Despite a valiant attempt to label P2P transfers and BitTorrent as the devil Microsoft and others are looking to move this direction for updates and other services. In the latest build of Windows 10 the new P2P updating mechanism was found hiding out as an option in the code. Fortunately Microsoft does give you a few options when it comes to this new feature.
For years we have heard about the high cost of internet piracy, but other than some seriously twisted math we have never actually seen where this “cost” was coming from. At least not until very recently. No we are not talking about any real financial impact on the copyright holders. While it is true that there is a small impact to them in terms of box office revenue the overall percentage is around 1-3%. Where things really get expensive for them is in maintaining the massive anti-piracy campaign.
We have talked about how the MPAA, RIAA and others use fantasy math to come up with the figures about how much Piracy hurts them. Usually they use these fantasy number when asking lawmakers for harsher punishments and also to show how malignant file sharers are. These numbers allege that every single download is a lost sale which leads to more revenue lost in concessions and many other non-related areas.
Hotfile, one of the most popular services for sharing files has ceased their operations. In a recent court settlement Hotfile has agreed to pay a fine of $80 million for copyright infringement to several movie studios. It is the result of a lawsuit for copyright infringement started in March 2012. submitted by Disney, Fox, Universal, Sony Pictures and Warner against Hotfile CEO, Anthony Tito.
The MPAA can score another victory in their ongoing (and lopsided) battle against file sharing on the internet as the popular Torrent search site ISOHunt has announced it is closing down. For the last few years site owner Gary Fung has fought the MPAA over allegations of copyright infringement. The case resembles the one that was thrown at The Pirate Bay several years ago in that ISOHunt did not actually store files on the site. The lawsuit brings many questions to mind about search engines in general and if systems designed to index the internet can be policed.
After having their ideas shot down by popular displeasure the Copyright lobbyists are now trying to make aggressive tactics ok. They have put together a report on the state of American Intellectual property theft and have managed to build up some of the old boogeymen like they always do. This time, they are starting to make more open suggestions about fighting fire with fire. In the past these reports have always centered on the commercial market and the state of individual piracy, product copying and other more economic concepts. These were enough to get higher mandatory fines, to criminalize certain fair use tactics and more. Now by subtly changing the report to show highlight the national security aspect the industry hopes to be given considerably more power to act.
A documentary film about the founders of the popular site for file sharing, The Pirate Bay, should be premiered on February 8th, and will be available through the Internet for free downloading. Fredik Neij, Gottfrid Svartholm Warg and Peter Sunde, the founders of The Pirate Bay, are the main stars of a documentary called "TPB AFK" or "The Pirate Bay Away From Keyboard." The premiere of a documentary film directed by Simon Klose will be shown at the 63rd International Film Festival in Berlin.

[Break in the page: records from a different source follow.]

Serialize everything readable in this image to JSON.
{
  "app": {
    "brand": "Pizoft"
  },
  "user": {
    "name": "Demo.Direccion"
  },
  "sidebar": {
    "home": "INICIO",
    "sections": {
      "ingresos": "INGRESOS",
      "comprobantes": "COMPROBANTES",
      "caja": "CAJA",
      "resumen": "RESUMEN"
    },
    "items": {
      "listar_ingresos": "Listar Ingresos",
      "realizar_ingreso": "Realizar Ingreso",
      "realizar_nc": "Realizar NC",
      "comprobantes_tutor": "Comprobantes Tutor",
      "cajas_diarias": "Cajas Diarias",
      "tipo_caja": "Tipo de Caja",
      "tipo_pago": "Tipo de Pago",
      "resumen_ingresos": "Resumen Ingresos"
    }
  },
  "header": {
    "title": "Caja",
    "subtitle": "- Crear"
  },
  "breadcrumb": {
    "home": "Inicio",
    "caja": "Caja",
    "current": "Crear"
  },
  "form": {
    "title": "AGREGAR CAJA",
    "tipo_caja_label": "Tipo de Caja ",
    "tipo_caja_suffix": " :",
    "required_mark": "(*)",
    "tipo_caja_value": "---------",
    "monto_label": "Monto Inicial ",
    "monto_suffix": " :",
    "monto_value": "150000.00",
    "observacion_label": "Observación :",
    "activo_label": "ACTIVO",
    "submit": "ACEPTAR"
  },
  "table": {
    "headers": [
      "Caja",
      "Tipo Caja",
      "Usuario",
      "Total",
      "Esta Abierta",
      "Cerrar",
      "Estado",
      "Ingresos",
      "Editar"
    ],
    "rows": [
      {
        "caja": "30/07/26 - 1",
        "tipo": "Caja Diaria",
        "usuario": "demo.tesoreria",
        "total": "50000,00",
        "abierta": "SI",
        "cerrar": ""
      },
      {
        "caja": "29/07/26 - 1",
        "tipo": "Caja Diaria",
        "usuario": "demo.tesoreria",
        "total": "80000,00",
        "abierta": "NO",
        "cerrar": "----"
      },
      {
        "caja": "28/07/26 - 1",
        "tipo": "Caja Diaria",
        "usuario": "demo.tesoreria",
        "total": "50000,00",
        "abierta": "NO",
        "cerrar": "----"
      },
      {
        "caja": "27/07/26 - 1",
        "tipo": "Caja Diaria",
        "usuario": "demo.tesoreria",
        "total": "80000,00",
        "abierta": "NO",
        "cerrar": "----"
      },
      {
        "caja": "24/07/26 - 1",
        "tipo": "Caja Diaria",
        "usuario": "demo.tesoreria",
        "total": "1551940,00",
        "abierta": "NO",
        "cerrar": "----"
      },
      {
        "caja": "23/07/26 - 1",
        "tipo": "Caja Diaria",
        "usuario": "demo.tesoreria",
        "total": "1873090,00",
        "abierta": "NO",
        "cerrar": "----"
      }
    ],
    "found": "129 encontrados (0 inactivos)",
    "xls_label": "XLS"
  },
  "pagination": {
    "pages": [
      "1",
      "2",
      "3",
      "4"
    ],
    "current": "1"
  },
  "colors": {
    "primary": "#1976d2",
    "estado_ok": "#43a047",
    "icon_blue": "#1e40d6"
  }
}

The new site from Kim Dotcom made for file sharing will be called Mega and I will be located at the web address me.ga. The service should start around January 19th of the following year and Dotcom has tried to completely separate it from anything that has to do with the U.S. This means that the hosting company, domain, and partners will not be from the U.S. making it impossible, or at least the extremely hard, to shut down the service if someone tried...
After their past server hosting provider PRQ got raided by the feds, The Pirate Bay decided to make a move towards protecting themselves. They announced this move in a very theatrical blog post “So, first we ditched the trackers. Then we got rid of the torrents. Now? Now we've gotten rid of the servers. Slowly and steadily we are getting rid of our earthly form and ascending into the next stage, the cloud.” Even though the whole movement only caused a small 5 minute outage, it was quite a big job to do it.
There is something interesting happening in the US; ok several something’s actually and we are not sure if they are good or bad at this point. The first is that there appear to be more judges actually looking into the claims that the copyright lobby are trying to claim when they go after individuals and even corporations for copyright infringement. We have watched as precedent has been set in the form of very unusual verdicts such as one handed down recently that states Web Sites are not responsible for links posted by their members which might violate copyright. This nice ruling means that the MPAA and RIAA must prove that the links were placed on a site by the owner or that they encouraged the posting of these links. Of course we have seen that the MPAA, RIAA and other copyright holders rarely stand on ceremony and will claim a site is encouraging piracy right out of the gate (we don’t need no stinking proof). So while the ruling was rather monumental it did not stop the unsubstantiated take down requests and certainly is not going to help Megaupload or any other site in reality.